I feel it would be best to
add a disclaimer on your
lead page that safety precautions are now in place,
instead of having to do so much research to get to the
real danger involved on your other
page. You must acknowledge the short
attention span of most Americans.
It would NOT take away from the fear and anxiety and the
excitement of the story.
After reading many of the letters on the letters
section, I went back to re-evaluate whether a "false
impression" was being left. I was shocked by all the
DANGER, DANGER, DANGER emphasis, in all honesty, without
a nice template explaining harnesses may/are now
available for the dangerous sections being reasonably
near the top of this article.
After all this controversy, why do you keep the word
"Dangerous" in the title of the article?
"Exhilarating"? "Extraordinary"? "Mind-Blowing"?
"Life-Altering Adventure of Mt. Huashan"?
You may be discouraging some people from participating
in a great life experience.
Best wishes, Karl
Archer's Note: Karl's note was not only
cordial, it was quite persuasive. So in 2011, I
added several hints on this main page to suggest Huashan
is no longer quite as terrifying as it once was.
Just one piece of advice - if you climb Huashan, hang
onto the ropes.
great deal more information about Huashan, please visit

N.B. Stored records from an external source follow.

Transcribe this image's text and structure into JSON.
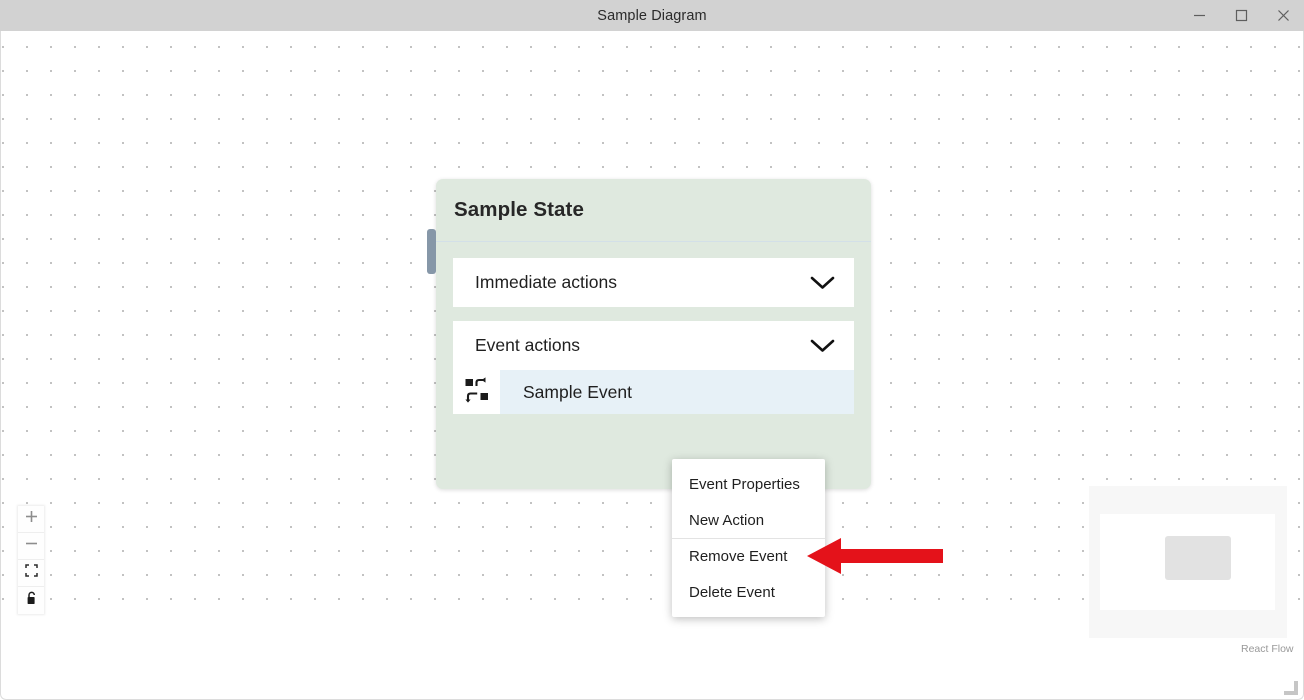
{
  "window": {
    "title": "Sample Diagram",
    "controls": [
      {
        "name": "minimize",
        "label": "–"
      },
      {
        "name": "maximize",
        "label": "□"
      },
      {
        "name": "close",
        "label": "×"
      }
    ]
  },
  "node": {
    "title": "Sample State",
    "accordions": [
      {
        "label": "Immediate actions",
        "icon": "chevron-down-icon"
      },
      {
        "label": "Event actions",
        "icon": "chevron-down-icon"
      }
    ],
    "event": {
      "name": "Sample Event",
      "icon": "swap-event-icon"
    },
    "colors": {
      "card_background": "#dfe9df",
      "handle": "#8697a8",
      "event_row_highlight": "#e7f1f7"
    }
  },
  "context_menu": {
    "items": [
      {
        "label": "Event Properties",
        "divider_above": false
      },
      {
        "label": "New Action",
        "divider_above": false
      },
      {
        "label": "Remove Event",
        "divider_above": true
      },
      {
        "label": "Delete Event",
        "divider_above": false
      }
    ]
  },
  "annotation": {
    "arrow": {
      "name": "red-pointer-arrow",
      "direction": "left",
      "color": "#e4121a",
      "points_to": "Remove Event"
    }
  },
  "controls": {
    "buttons": [
      {
        "name": "zoom-in",
        "icon": "plus-icon"
      },
      {
        "name": "zoom-out",
        "icon": "minus-icon"
      },
      {
        "name": "fit-view",
        "icon": "fit-view-icon"
      },
      {
        "name": "toggle-interactivity",
        "icon": "lock-icon"
      }
    ]
  },
  "minimap": {
    "attribution": "React Flow"
  }
}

Huashan Letters page.
If you have any comments you would
like to share, please email Rick Archer,
for reading my story!